An Issue of Plenty
Global warming indeed. On the day I write this, weather forecasters are calling for the temperature to reach 101 degrees. I tell you what, a mountain getaway sounds pretty good right about now. To that regard, I found our cover package (“It’s in the Mountains,” page 78) very useful.
When I first settled in Charlotte a little more than a dozen years ago, the nearby mountains were somewhat mysterious to me. I grew up in flat Florida (I believe mountain residents refer to my type as Floridiots—lovingly, I’m sure), and I just didn’t know what to make of all those hills and valleys and winding roads and waterfalls. Gradually, I’ve figured out what’s what and where’s where up there. Over my years at this magazine, we’ve written about the mountains several times, but I think this is the strongest package we have put together. We cover some old standbys, like Asheville’s Grove Park Inn and West Virginia’s Greenbrier, and we also offer some newer options and off-the-beaten-path ideas. I hope you find it useful as you plan your fall getaway (and you better be planning a fall getaway—you know you’ve earned it).
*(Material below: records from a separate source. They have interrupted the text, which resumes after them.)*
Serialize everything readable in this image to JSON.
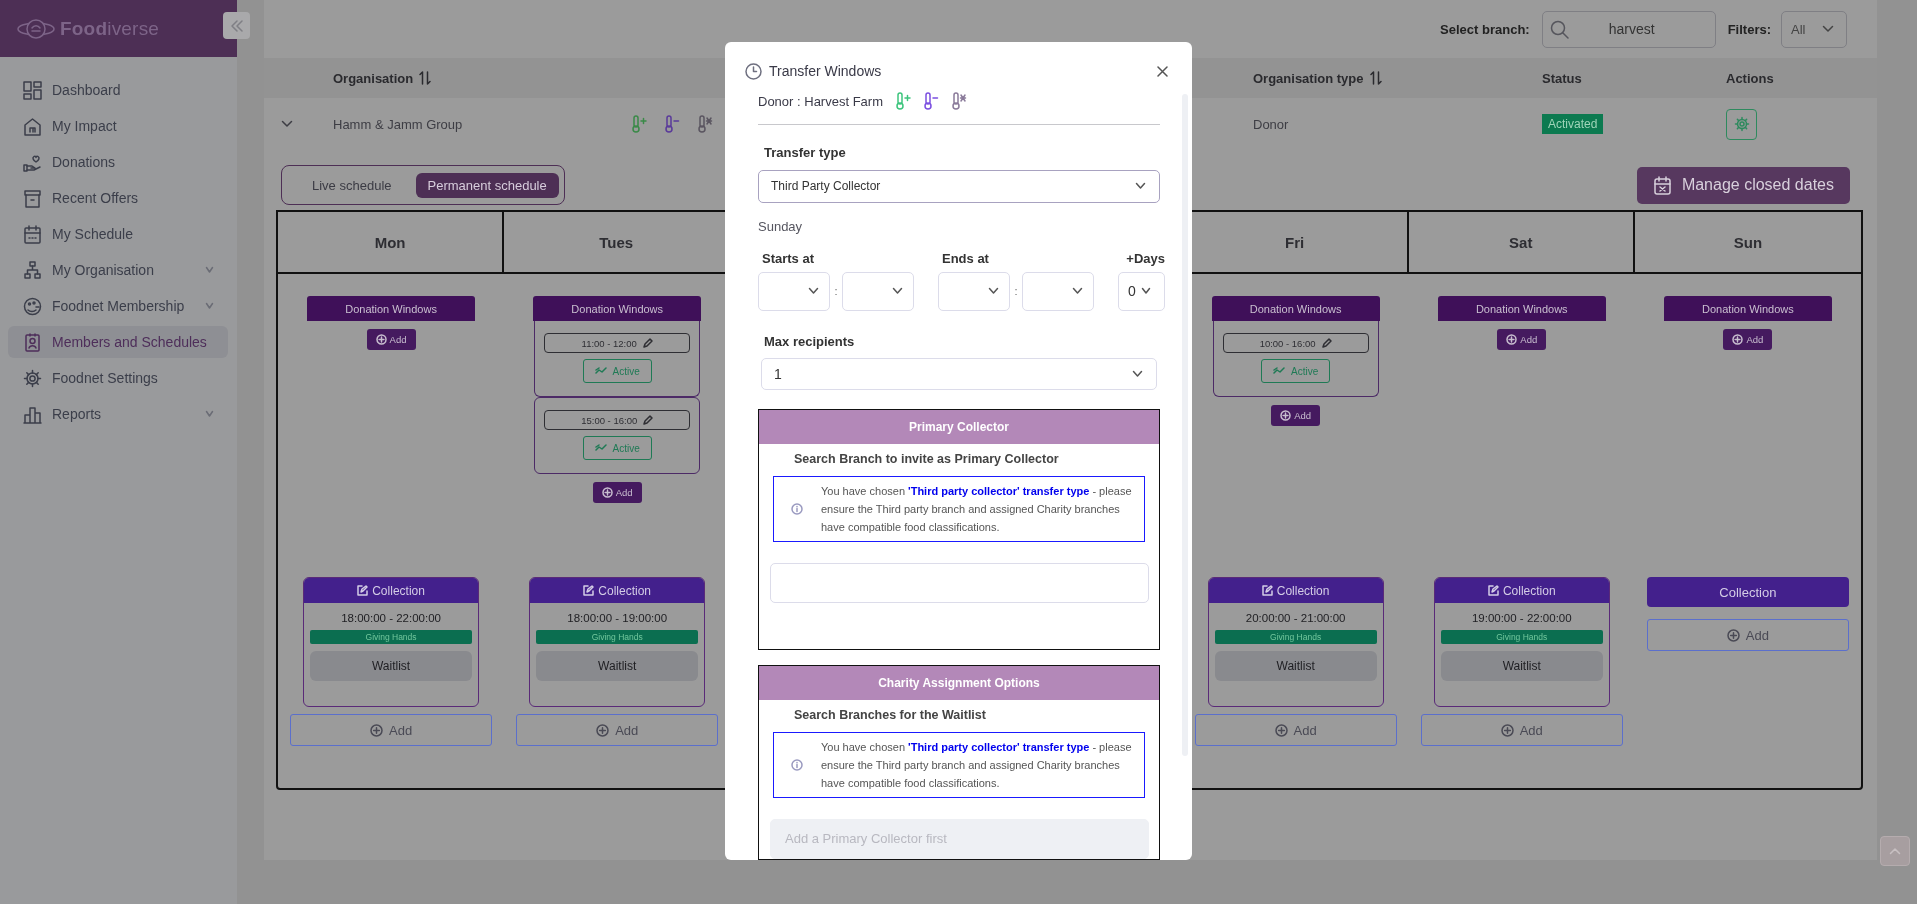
{
  "sidebar": {
    "logo": "**Food**iverse",
    "items": [
      {
        "label": "Dashboard",
        "selected": false,
        "has_submenu": false
      },
      {
        "label": "My Impact",
        "selected": false,
        "has_submenu": false
      },
      {
        "label": "Donations",
        "selected": false,
        "has_submenu": false
      },
      {
        "label": "Recent Offers",
        "selected": false,
        "has_submenu": false
      },
      {
        "label": "My Schedule",
        "selected": false,
        "has_submenu": false
      },
      {
        "label": "My Organisation",
        "selected": false,
        "has_submenu": true
      },
      {
        "label": "Foodnet Membership",
        "selected": false,
        "has_submenu": true
      },
      {
        "label": "Members and Schedules",
        "selected": true,
        "has_submenu": false
      },
      {
        "label": "Foodnet Settings",
        "selected": false,
        "has_submenu": false
      },
      {
        "label": "Reports",
        "selected": false,
        "has_submenu": true
      }
    ]
  },
  "topbar": {
    "branch_label": "Select branch:",
    "search_value": "harvest",
    "filters_label": "Filters:",
    "filter_value": "All"
  },
  "org_table": {
    "columns": [
      {
        "label": "Organisation",
        "sortable": true
      },
      {
        "label": "Organisation type",
        "sortable": true
      },
      {
        "label": "Status",
        "sortable": false
      },
      {
        "label": "Actions",
        "sortable": false
      }
    ],
    "rows": [
      {
        "expanded": true,
        "organisation": "Hamm & Jamm Group",
        "organisation_type": "Donor",
        "status": "Activated"
      }
    ]
  },
  "schedule": {
    "tabs": [
      {
        "label": "Live schedule",
        "selected": false
      },
      {
        "label": "Permanent schedule",
        "selected": true
      }
    ],
    "manage_button": "Manage closed dates",
    "days": [
      {
        "name": "Mon",
        "donation_windows": {
          "title": "Donation Windows",
          "add": "Add"
        },
        "collection": {
          "kind": "assigned",
          "title": "Collection",
          "time": "18:00:00 - 22:00:00",
          "charity": "Giving Hands",
          "waitlist": "Waitlist"
        },
        "add": "Add"
      },
      {
        "name": "Tues",
        "donation_windows": {
          "title": "Donation Windows",
          "windows": [
            {
              "time": "11:00 - 12:00",
              "status": "Active"
            },
            {
              "time": "15:00 - 16:00",
              "status": "Active"
            }
          ],
          "add": "Add"
        },
        "collection": {
          "kind": "assigned",
          "title": "Collection",
          "time": "18:00:00 - 19:00:00",
          "charity": "Giving Hands",
          "waitlist": "Waitlist"
        },
        "add": "Add"
      },
      {
        "name": "Fri",
        "donation_windows": {
          "title": "Donation Windows",
          "windows": [
            {
              "time": "10:00 - 16:00",
              "status": "Active"
            }
          ],
          "add": "Add"
        },
        "collection": {
          "kind": "assigned",
          "title": "Collection",
          "time": "20:00:00 - 21:00:00",
          "charity": "Giving Hands",
          "waitlist": "Waitlist"
        },
        "add": "Add"
      },
      {
        "name": "Sat",
        "donation_windows": {
          "title": "Donation Windows",
          "add": "Add"
        },
        "collection": {
          "kind": "assigned",
          "title": "Collection",
          "time": "19:00:00 - 22:00:00",
          "charity": "Giving Hands",
          "waitlist": "Waitlist"
        },
        "add": "Add"
      },
      {
        "name": "Sun",
        "donation_windows": {
          "title": "Donation Windows",
          "add": "Add"
        },
        "collection": {
          "kind": "unassigned",
          "title": "Collection"
        },
        "add": "Add"
      }
    ]
  },
  "modal": {
    "title": "Transfer Windows",
    "donor": "Donor : Harvest Farm",
    "transfer_type": {
      "label": "Transfer type",
      "value": "Third Party Collector"
    },
    "day": "Sunday",
    "time_separator": ":",
    "starts_label": "Starts at",
    "ends_label": "Ends at",
    "days_label": "+Days",
    "days_value": "0",
    "max_recipients": {
      "label": "Max recipients",
      "value": "1"
    },
    "sections": [
      {
        "title": "Primary Collector",
        "subtitle": "Search Branch to invite as Primary Collector",
        "notice": "You have chosen **'Third party collector' transfer type** - please ensure the Third party branch and assigned Charity branches have compatible food classifications.",
        "field": {
          "disabled": false
        }
      },
      {
        "title": "Charity Assignment Options",
        "subtitle": "Search Branches for the Waitlist",
        "notice": "You have chosen **'Third party collector' transfer type** - please ensure the Third party branch and assigned Charity branches have compatible food classifications.",
        "field": {
          "disabled": true,
          "placeholder": "Add a Primary Collector first"
        }
      }
    ]
  }
}
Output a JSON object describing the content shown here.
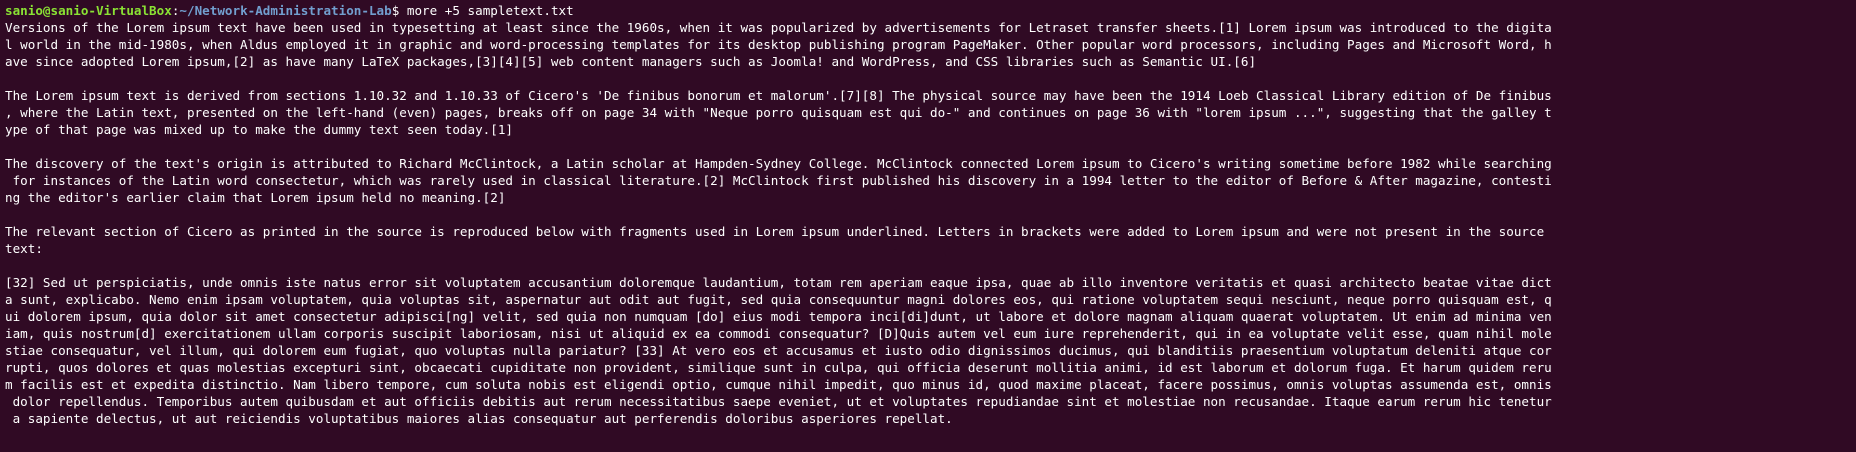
{
  "terminal": {
    "prompt": {
      "user_host": "sanio@sanio-VirtualBox",
      "separator": ":",
      "path": "~/Network-Administration-Lab",
      "dollar": "$ ",
      "command": "more +5 sampletext.txt"
    },
    "output_lines": [
      "Versions of the Lorem ipsum text have been used in typesetting at least since the 1960s, when it was popularized by advertisements for Letraset transfer sheets.[1] Lorem ipsum was introduced to the digita",
      "l world in the mid-1980s, when Aldus employed it in graphic and word-processing templates for its desktop publishing program PageMaker. Other popular word processors, including Pages and Microsoft Word, h",
      "ave since adopted Lorem ipsum,[2] as have many LaTeX packages,[3][4][5] web content managers such as Joomla! and WordPress, and CSS libraries such as Semantic UI.[6]",
      "",
      "The Lorem ipsum text is derived from sections 1.10.32 and 1.10.33 of Cicero's 'De finibus bonorum et malorum'.[7][8] The physical source may have been the 1914 Loeb Classical Library edition of De finibus",
      ", where the Latin text, presented on the left-hand (even) pages, breaks off on page 34 with \"Neque porro quisquam est qui do-\" and continues on page 36 with \"lorem ipsum ...\", suggesting that the galley t",
      "ype of that page was mixed up to make the dummy text seen today.[1]",
      "",
      "The discovery of the text's origin is attributed to Richard McClintock, a Latin scholar at Hampden-Sydney College. McClintock connected Lorem ipsum to Cicero's writing sometime before 1982 while searching",
      " for instances of the Latin word consectetur, which was rarely used in classical literature.[2] McClintock first published his discovery in a 1994 letter to the editor of Before & After magazine, contesti",
      "ng the editor's earlier claim that Lorem ipsum held no meaning.[2]",
      "",
      "The relevant section of Cicero as printed in the source is reproduced below with fragments used in Lorem ipsum underlined. Letters in brackets were added to Lorem ipsum and were not present in the source",
      "text:",
      "",
      "[32] Sed ut perspiciatis, unde omnis iste natus error sit voluptatem accusantium doloremque laudantium, totam rem aperiam eaque ipsa, quae ab illo inventore veritatis et quasi architecto beatae vitae dict",
      "a sunt, explicabo. Nemo enim ipsam voluptatem, quia voluptas sit, aspernatur aut odit aut fugit, sed quia consequuntur magni dolores eos, qui ratione voluptatem sequi nesciunt, neque porro quisquam est, q",
      "ui dolorem ipsum, quia dolor sit amet consectetur adipisci[ng] velit, sed quia non numquam [do] eius modi tempora inci[di]dunt, ut labore et dolore magnam aliquam quaerat voluptatem. Ut enim ad minima ven",
      "iam, quis nostrum[d] exercitationem ullam corporis suscipit laboriosam, nisi ut aliquid ex ea commodi consequatur? [D]Quis autem vel eum iure reprehenderit, qui in ea voluptate velit esse, quam nihil mole",
      "stiae consequatur, vel illum, qui dolorem eum fugiat, quo voluptas nulla pariatur? [33] At vero eos et accusamus et iusto odio dignissimos ducimus, qui blanditiis praesentium voluptatum deleniti atque cor",
      "rupti, quos dolores et quas molestias excepturi sint, obcaecati cupiditate non provident, similique sunt in culpa, qui officia deserunt mollitia animi, id est laborum et dolorum fuga. Et harum quidem reru",
      "m facilis est et expedita distinctio. Nam libero tempore, cum soluta nobis est eligendi optio, cumque nihil impedit, quo minus id, quod maxime placeat, facere possimus, omnis voluptas assumenda est, omnis",
      " dolor repellendus. Temporibus autem quibusdam et aut officiis debitis aut rerum necessitatibus saepe eveniet, ut et voluptates repudiandae sint et molestiae non recusandae. Itaque earum rerum hic tenetur",
      " a sapiente delectus, ut aut reiciendis voluptatibus maiores alias consequatur aut perferendis doloribus asperiores repellat."
    ]
  },
  "colors": {
    "background": "#300a24",
    "text": "#ffffff",
    "prompt_user": "#8ae234",
    "prompt_path": "#729fcf"
  }
}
Partly by coincidence, partly by design, two stories in this issue are related in interesting ways. In “Look Homeward, Angel” (page 57), former Observer religion editor and columnist Ken Garfield writes about his personal experiences covering Billy and Ruth Graham and about coming to grips with the new Billy Graham Library. And in “Cartoonist, Prophet” (page 73) former Observer columnist Don Hudson remembers editorial cartoonist Doug Marlette, who won a Pulitzer for his work with The Observer and the Atlanta Journal-Constitution. Ruth Graham and Marlette passed away earlier this year.
Billy Graham, of course, has been and remains a powerful force in evangelical Christianity. Marlette, on the other hand, made his bones skewering television preachers like Jim and Tammy Faye Bakker and Jerry Falwell. I wonder if the two ever met. Clearly, Graham has and Marlette had strong personalities, although Marlette showed his more through his drawings and prose (he became a successful novelist). Both shared a respect for the truth. I suspect that Graham would have asked Marlette to forgive his targets, and, Graham being the persuasive sort, I suspect that Marlette would have complied. I also suspect that if Graham for whatever reason were to ever step out of line, Marlette wouldn’t have hesitated to produce a cartoon.
This issue also contains the final segment of our four-part series on crime in Charlotte. It’s the most ambitious project this magazine has undertaken in the twelve years I’ve worked here, and it has stirred plenty of conversation in city hall and over local radio and television airwaves. All the credit goes to writer Melissa Hankins. She worked the phones and the streets to interview local leaders, police officers, judges, and criminals. And she put together four great stories that, together, explore the issue of crime here in exhausting and compelling detail. Read the story on page 100, and be sure to check out the series summary on page 107.